------ MATERIAL SHOWN
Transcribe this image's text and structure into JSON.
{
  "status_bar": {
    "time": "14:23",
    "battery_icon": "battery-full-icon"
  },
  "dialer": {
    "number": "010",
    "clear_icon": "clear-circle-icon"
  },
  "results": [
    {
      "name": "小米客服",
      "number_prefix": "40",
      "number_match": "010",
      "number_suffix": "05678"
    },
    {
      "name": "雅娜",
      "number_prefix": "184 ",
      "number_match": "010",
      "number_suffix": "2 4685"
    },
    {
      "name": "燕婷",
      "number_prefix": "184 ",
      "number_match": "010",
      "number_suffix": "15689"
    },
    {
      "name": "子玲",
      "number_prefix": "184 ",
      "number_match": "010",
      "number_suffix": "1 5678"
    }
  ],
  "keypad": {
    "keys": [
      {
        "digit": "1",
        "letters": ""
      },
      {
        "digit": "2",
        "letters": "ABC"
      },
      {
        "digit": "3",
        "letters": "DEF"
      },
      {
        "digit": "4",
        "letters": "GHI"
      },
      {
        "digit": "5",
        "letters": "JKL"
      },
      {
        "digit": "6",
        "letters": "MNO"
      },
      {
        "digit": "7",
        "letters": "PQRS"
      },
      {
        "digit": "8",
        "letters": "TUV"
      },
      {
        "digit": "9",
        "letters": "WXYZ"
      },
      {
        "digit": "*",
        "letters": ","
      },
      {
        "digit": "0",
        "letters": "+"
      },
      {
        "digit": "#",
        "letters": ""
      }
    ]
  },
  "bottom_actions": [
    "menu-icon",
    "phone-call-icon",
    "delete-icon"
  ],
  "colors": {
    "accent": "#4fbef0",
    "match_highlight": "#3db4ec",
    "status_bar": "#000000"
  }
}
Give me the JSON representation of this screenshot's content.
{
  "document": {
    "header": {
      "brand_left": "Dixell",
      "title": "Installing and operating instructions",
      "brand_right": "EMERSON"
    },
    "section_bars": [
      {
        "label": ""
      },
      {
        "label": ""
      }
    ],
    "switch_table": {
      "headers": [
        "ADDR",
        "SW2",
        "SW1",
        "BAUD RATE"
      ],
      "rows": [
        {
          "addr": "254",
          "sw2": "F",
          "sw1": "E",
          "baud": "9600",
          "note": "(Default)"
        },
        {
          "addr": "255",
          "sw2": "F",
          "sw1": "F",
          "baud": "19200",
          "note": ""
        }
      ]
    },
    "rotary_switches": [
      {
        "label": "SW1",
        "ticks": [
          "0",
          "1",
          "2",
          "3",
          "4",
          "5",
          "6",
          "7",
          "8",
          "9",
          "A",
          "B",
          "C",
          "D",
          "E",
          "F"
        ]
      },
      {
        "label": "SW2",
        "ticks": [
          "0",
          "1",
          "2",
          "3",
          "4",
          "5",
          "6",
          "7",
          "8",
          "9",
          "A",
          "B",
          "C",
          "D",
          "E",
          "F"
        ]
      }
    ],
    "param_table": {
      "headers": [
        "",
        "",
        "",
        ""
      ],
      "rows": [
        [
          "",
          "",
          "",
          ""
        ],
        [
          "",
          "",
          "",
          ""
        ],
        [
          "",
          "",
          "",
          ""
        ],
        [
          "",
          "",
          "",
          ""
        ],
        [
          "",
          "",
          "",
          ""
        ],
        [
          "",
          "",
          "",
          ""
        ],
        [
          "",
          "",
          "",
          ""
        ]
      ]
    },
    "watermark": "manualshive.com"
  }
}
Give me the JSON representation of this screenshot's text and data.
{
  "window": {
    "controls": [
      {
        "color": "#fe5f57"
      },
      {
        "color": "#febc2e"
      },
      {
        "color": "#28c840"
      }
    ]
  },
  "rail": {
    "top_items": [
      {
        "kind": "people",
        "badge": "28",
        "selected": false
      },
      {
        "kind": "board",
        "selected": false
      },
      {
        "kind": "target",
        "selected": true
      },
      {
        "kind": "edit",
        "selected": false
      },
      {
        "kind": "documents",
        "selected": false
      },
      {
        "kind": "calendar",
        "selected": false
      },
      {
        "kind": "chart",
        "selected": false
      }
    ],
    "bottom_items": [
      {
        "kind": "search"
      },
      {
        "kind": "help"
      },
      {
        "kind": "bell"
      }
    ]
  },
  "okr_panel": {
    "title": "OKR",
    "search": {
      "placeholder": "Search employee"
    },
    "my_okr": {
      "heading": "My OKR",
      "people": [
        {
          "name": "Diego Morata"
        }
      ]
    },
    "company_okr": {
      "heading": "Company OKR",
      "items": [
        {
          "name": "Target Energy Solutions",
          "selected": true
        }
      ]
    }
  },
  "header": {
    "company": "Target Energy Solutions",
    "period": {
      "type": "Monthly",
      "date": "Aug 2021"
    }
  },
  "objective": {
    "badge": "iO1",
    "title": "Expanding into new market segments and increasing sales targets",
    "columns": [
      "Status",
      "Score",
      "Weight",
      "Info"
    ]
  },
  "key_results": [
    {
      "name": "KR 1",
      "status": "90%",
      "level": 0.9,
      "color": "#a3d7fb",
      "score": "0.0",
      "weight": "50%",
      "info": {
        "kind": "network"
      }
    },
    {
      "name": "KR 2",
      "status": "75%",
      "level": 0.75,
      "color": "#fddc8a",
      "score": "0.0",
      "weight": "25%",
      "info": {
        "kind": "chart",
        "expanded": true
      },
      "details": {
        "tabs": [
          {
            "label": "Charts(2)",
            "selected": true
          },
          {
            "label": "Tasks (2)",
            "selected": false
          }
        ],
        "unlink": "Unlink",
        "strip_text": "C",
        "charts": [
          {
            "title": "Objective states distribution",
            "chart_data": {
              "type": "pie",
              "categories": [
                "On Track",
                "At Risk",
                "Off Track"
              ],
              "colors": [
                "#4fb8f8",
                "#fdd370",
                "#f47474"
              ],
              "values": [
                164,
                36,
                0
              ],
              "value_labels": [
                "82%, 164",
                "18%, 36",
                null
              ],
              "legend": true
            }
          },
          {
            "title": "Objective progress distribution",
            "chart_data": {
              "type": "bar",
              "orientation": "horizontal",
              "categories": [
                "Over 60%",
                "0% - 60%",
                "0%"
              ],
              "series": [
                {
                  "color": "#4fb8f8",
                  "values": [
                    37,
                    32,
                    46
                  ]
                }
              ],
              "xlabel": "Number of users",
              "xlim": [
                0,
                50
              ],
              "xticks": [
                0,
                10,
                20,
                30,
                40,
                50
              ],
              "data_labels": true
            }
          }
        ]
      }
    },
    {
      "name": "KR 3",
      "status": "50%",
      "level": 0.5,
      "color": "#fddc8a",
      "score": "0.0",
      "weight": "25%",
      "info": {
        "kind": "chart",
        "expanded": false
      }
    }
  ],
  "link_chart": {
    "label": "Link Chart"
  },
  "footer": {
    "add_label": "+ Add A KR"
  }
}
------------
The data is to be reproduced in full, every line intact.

Transcribe this image's text and structure into JSON.
{
  "status_bar": {
    "time": "14:23",
    "battery_icon": "battery-full-icon"
  },
  "dialer": {
    "number": "010",
    "clear_icon": "clear-circle-icon"
  },
  "results": [
    {
      "name": "小米客服",
      "number_prefix": "40",
      "number_match": "010",
      "number_suffix": "05678"
    },
    {
      "name": "雅娜",
      "number_prefix": "184 ",
      "number_match": "010",
      "number_suffix": "2 4685"
    },
    {
      "name": "燕婷",
      "number_prefix": "184 ",
      "number_match": "010",
      "number_suffix": "15689"
    },
    {
      "name": "子玲",
      "number_prefix": "184 ",
      "number_match": "010",
      "number_suffix": "1 5678"
    }
  ],
  "keypad": {
    "keys": [
      {
        "digit": "1",
        "letters": ""
      },
      {
        "digit": "2",
        "letters": "ABC"
      },
      {
        "digit": "3",
        "letters": "DEF"
      },
      {
        "digit": "4",
        "letters": "GHI"
      },
      {
        "digit": "5",
        "letters": "JKL"
      },
      {
        "digit": "6",
        "letters": "MNO"
      },
      {
        "digit": "7",
        "letters": "PQRS"
      },
      {
        "digit": "8",
        "letters": "TUV"
      },
      {
        "digit": "9",
        "letters": "WXYZ"
      },
      {
        "digit": "*",
        "letters": ","
      },
      {
        "digit": "0",
        "letters": "+"
      },
      {
        "digit": "#",
        "letters": ""
      }
    ]
  },
  "bottom_actions": [
    "menu-icon",
    "phone-call-icon",
    "delete-icon"
  ],
  "colors": {
    "accent": "#4fbef0",
    "match_highlight": "#3db4ec",
    "status_bar": "#000000"
  }
}
Give me the JSON representation of this screenshot's content.
{
  "document": {
    "header": {
      "brand_left": "Dixell",
      "title": "Installing and operating instructions",
      "brand_right": "EMERSON"
    },
    "section_bars": [
      {
        "label": ""
      },
      {
        "label": ""
      }
    ],
    "switch_table": {
      "headers": [
        "ADDR",
        "SW2",
        "SW1",
        "BAUD RATE"
      ],
      "rows": [
        {
          "addr": "254",
          "sw2": "F",
          "sw1": "E",
          "baud": "9600",
          "note": "(Default)"
        },
        {
          "addr": "255",
          "sw2": "F",
          "sw1": "F",
          "baud": "19200",
          "note": ""
        }
      ]
    },
    "rotary_switches": [
      {
        "label": "SW1",
        "ticks": [
          "0",
          "1",
          "2",
          "3",
          "4",
          "5",
          "6",
          "7",
          "8",
          "9",
          "A",
          "B",
          "C",
          "D",
          "E",
          "F"
        ]
      },
      {
        "label": "SW2",
        "ticks": [
          "0",
          "1",
          "2",
          "3",
          "4",
          "5",
          "6",
          "7",
          "8",
          "9",
          "A",
          "B",
          "C",
          "D",
          "E",
          "F"
        ]
      }
    ],
    "param_table": {
      "headers": [
        "",
        "",
        "",
        ""
      ],
      "rows": [
        [
          "",
          "",
          "",
          ""
        ],
        [
          "",
          "",
          "",
          ""
        ],
        [
          "",
          "",
          "",
          ""
        ],
        [
          "",
          "",
          "",
          ""
        ],
        [
          "",
          "",
          "",
          ""
        ],
        [
          "",
          "",
          "",
          ""
        ],
        [
          "",
          "",
          "",
          ""
        ]
      ]
    },
    "watermark": "manualshive.com"
  }
}
Give me the JSON representation of this screenshot's text and data.
{
  "window": {
    "controls": [
      {
        "color": "#fe5f57"
      },
      {
        "color": "#febc2e"
      },
      {
        "color": "#28c840"
      }
    ]
  },
  "rail": {
    "top_items": [
      {
        "kind": "people",
        "badge": "28",
        "selected": false
      },
      {
        "kind": "board",
        "selected": false
      },
      {
        "kind": "target",
        "selected": true
      },
      {
        "kind": "edit",
        "selected": false
      },
      {
        "kind": "documents",
        "selected": false
      },
      {
        "kind": "calendar",
        "selected": false
      },
      {
        "kind": "chart",
        "selected": false
      }
    ],
    "bottom_items": [
      {
        "kind": "search"
      },
      {
        "kind": "help"
      },
      {
        "kind": "bell"
      }
    ]
  },
  "okr_panel": {
    "title": "OKR",
    "search": {
      "placeholder": "Search employee"
    },
    "my_okr": {
      "heading": "My OKR",
      "people": [
        {
          "name": "Diego Morata"
        }
      ]
    },
    "company_okr": {
      "heading": "Company OKR",
      "items": [
        {
          "name": "Target Energy Solutions",
          "selected": true
        }
      ]
    }
  },
  "header": {
    "company": "Target Energy Solutions",
    "period": {
      "type": "Monthly",
      "date": "Aug 2021"
    }
  },
  "objective": {
    "badge": "iO1",
    "title": "Expanding into new market segments and increasing sales targets",
    "columns": [
      "Status",
      "Score",
      "Weight",
      "Info"
    ]
  },
  "key_results": [
    {
      "name": "KR 1",
      "status": "90%",
      "level": 0.9,
      "color": "#a3d7fb",
      "score": "0.0",
      "weight": "50%",
      "info": {
        "kind": "network"
      }
    },
    {
      "name": "KR 2",
      "status": "75%",
      "level": 0.75,
      "color": "#fddc8a",
      "score": "0.0",
      "weight": "25%",
      "info": {
        "kind": "chart",
        "expanded": true
      },
      "details": {
        "tabs": [
          {
            "label": "Charts(2)",
            "selected": true
          },
          {
            "label": "Tasks (2)",
            "selected": false
          }
        ],
        "unlink": "Unlink",
        "strip_text": "C",
        "charts": [
          {
            "title": "Objective states distribution",
            "chart_data": {
              "type": "pie",
              "categories": [
                "On Track",
                "At Risk",
                "Off Track"
              ],
              "colors": [
                "#4fb8f8",
                "#fdd370",
                "#f47474"
              ],
              "values": [
                164,
                36,
                0
              ],
              "value_labels": [
                "82%, 164",
                "18%, 36",
                null
              ],
              "legend": true
            }
          },
          {
            "title": "Objective progress distribution",
            "chart_data": {
              "type": "bar",
              "orientation": "horizontal",
              "categories": [
                "Over 60%",
                "0% - 60%",
                "0%"
              ],
              "series": [
                {
                  "color": "#4fb8f8",
                  "values": [
                    37,
                    32,
                    46
                  ]
                }
              ],
              "xlabel": "Number of users",
              "xlim": [
                0,
                50
              ],
              "xticks": [
                0,
                10,
                20,
                30,
                40,
                50
              ],
              "data_labels": true
            }
          }
        ]
      }
    },
    {
      "name": "KR 3",
      "status": "50%",
      "level": 0.5,
      "color": "#fddc8a",
      "score": "0.0",
      "weight": "25%",
      "info": {
        "kind": "chart",
        "expanded": false
      }
    }
  ],
  "link_chart": {
    "label": "Link Chart"
  },
  "footer": {
    "add_label": "+ Add A KR"
  }
}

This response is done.